"wurde" is the only verb, it is the main verb --> became:

  • Mein Gesicht wurde rot. Ich wurde groß. Er wurde ein Polizist. Das Wasser wurde zu Wein. ~ became

Difference between "war" and "wurde":

  • He was drunken. = Er war betrunken - describes a certain moment
  • He became drunken.= Er wurde betrunken. - describes a process

"wurde" is not the main verb:

  • I was taken to school.= Ich wurde zur Schule gebracht. ~ Here you have "wurde" as an auxiliary verb, it is not the main verb. The main verb is "to take/bringen".
  • He was pushed against a tree. = Er wurde gegen einen Baum gestoßen.


Reported this, as "nursery school" still isn't accepted as an alternative to "kindergarten", despite being a valid translation (and even a suggested hint). There are comments here going back at least two years saying the same thing, yet nothing seems to have been done.


Why isn't nursery or nursery school accepted? They are more commonly used than kindergarten in the UK, where English is spoken!


I had 'has become' but not accepted

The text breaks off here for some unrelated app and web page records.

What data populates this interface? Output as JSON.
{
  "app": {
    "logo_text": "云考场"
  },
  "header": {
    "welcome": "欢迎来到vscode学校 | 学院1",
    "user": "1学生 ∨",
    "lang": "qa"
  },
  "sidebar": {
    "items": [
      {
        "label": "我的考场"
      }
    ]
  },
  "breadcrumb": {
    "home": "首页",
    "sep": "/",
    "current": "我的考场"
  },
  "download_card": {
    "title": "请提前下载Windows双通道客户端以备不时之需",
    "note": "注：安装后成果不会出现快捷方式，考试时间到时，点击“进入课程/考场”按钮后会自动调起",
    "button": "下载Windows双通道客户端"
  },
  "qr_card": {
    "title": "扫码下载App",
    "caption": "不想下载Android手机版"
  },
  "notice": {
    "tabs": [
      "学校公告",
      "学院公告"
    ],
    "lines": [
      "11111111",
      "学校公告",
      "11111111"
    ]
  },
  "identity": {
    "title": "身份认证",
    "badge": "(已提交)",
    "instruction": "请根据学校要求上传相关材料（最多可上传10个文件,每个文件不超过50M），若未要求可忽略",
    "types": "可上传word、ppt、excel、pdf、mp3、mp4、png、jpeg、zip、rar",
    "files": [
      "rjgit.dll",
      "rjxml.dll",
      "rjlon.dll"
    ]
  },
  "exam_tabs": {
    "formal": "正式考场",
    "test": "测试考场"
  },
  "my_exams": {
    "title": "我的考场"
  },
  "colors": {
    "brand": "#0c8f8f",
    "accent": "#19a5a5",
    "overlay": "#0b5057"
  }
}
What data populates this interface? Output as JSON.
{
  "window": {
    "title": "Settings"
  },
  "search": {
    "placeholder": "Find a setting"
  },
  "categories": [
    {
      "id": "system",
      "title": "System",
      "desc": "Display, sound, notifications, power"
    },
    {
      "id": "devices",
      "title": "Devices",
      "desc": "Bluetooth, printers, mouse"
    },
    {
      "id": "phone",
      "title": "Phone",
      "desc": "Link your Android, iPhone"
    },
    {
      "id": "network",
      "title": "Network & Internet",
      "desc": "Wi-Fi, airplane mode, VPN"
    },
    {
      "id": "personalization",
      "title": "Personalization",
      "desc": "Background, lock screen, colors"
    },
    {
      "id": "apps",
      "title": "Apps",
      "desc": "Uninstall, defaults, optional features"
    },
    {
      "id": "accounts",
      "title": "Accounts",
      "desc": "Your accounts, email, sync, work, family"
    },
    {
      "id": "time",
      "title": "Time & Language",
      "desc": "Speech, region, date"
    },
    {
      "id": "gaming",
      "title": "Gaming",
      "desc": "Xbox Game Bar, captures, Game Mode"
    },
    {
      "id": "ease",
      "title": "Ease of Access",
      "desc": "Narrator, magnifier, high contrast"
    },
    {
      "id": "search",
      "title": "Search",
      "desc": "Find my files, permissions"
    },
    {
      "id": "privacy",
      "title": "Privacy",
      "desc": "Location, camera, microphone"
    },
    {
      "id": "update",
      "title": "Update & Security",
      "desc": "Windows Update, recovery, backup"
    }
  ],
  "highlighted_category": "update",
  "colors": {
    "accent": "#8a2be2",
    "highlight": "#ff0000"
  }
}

The sentence sounds as if the school became a Kindergarten, not Kindergarten became a school as it translates


The default or best translation is "The old school became a kindergarten".

Which translation did you see?


mizinamo,shouldn't it be Die alte Schule wurde einen Kindergarten, why zum?? Pls help


shouldn't it be Die alte Schule wurde einen Kindergarten

werden has the nominative on both sides (like sein), so wurde einen Kindergarten is never correct.

wurde ein Kindergarten is grammatically correct but sounds odd to me. I can't explain why, though.

wurde zu einem Kindergarten sounds better to me and emphasises the process of changing "into" a kindergarten.


is this dative?? (since the "zum")


Does someone know if KindergarDen is also valid?


It is not valid!

Annnd........kindergartTen is a word for both german and english, so you can't say a kindergarDen...

You can translate Kindergarten as a Nursery if you want..


"The old school has become a kindergarden." This should be accepted. "has become" = "became" in American Englisn.


'The old school changed to an infant school' Should be accepted, surely?


In Australia we commonly call it "kindy". The meaning though is slightly different between NSW and Victoria. In NSW kindergarten is the first year of school, before year 1 while in Victoria this is called "prep", but in any case kindergarten = kindy (as happens to many other words that are used in their diminutive form)


If "kindergarten" is translated as "nursery school" (or preschool) then why is "nursery school" making my answer wrong? In German kindergarten appears to be either a grade level or a building. If we don't translate it as a building then the old school was turned into a grade level.


Kindergarten: why is nursery school allowed in one place and not in the other


'kindergarden' surely ?

Learn German in just 5 minutes a day. For free.